William Linam, MD, a Pediatric Infectious Disease Physician, joined Children’s Healthcare of Atlanta and Emory University as Associate Professor in 2017. He completed his internship and residency at Cincinnati Children’s Hospital Medical Center, where he also served as chief resident. He remained at Cincinnati Children’s Hospital Medical Center for his fellowships in pediatric infectious diseases and quality improvement. Dr. Linam’s passion is improving the quality and safety provided to children with a special focus on preventing healthcare-associated infections.

Andi L. Shane, MD, MPH, MSc, is Medical Director of Infectious Diseases at Children’s Healthcare of Atlanta. Dr. Shane completed an Epidemic Intelligence Service (EIS) fellowship at the Centers for Disease Control and Prevention (CDC) and a pediatric infectious disease fellowship at the University of California San Francisco. Dr. Shane has broad experience and interests in the field of pediatric infectious diseases and is committed to the care of children with infections with special pathogens in protected care environments working with children’s hospital preparedness teams.

Mark Griffiths, MD, is an Emergency Medicine Physician and Medical Director of Emergency Services at Hughes Spalding. He completed his residency at Cincinnati Children’s Hospital Medical Center and his fellowship at Emory University School of Medicine. Dr. Griffiths has been in practice for over 10 years.

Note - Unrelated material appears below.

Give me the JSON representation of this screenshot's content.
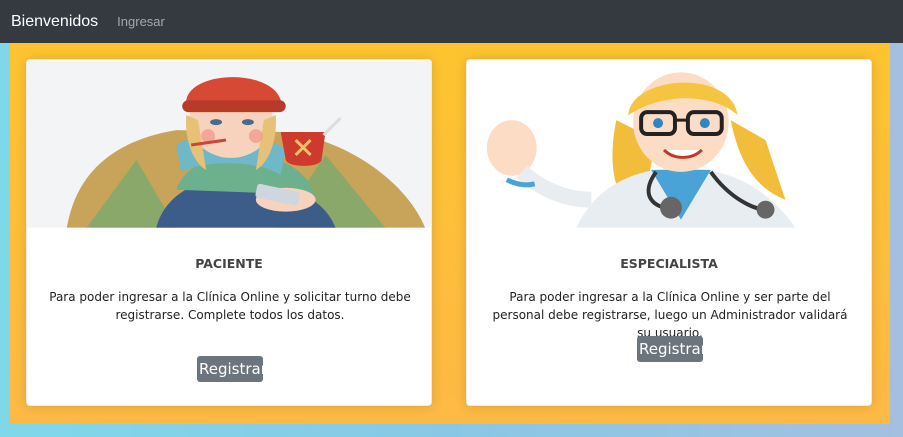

This content is general information and is not specific medical advice. Always consult with a doctor or healthcare provider if you have any questions or concerns about the health of a child. In case of an urgent concern or emergency, call 911 or go to the nearest emergency department right away. Some physicians and affiliated healthcare professionals on the Children’s Healthcare of Atlanta team are independent providers and are not our employees.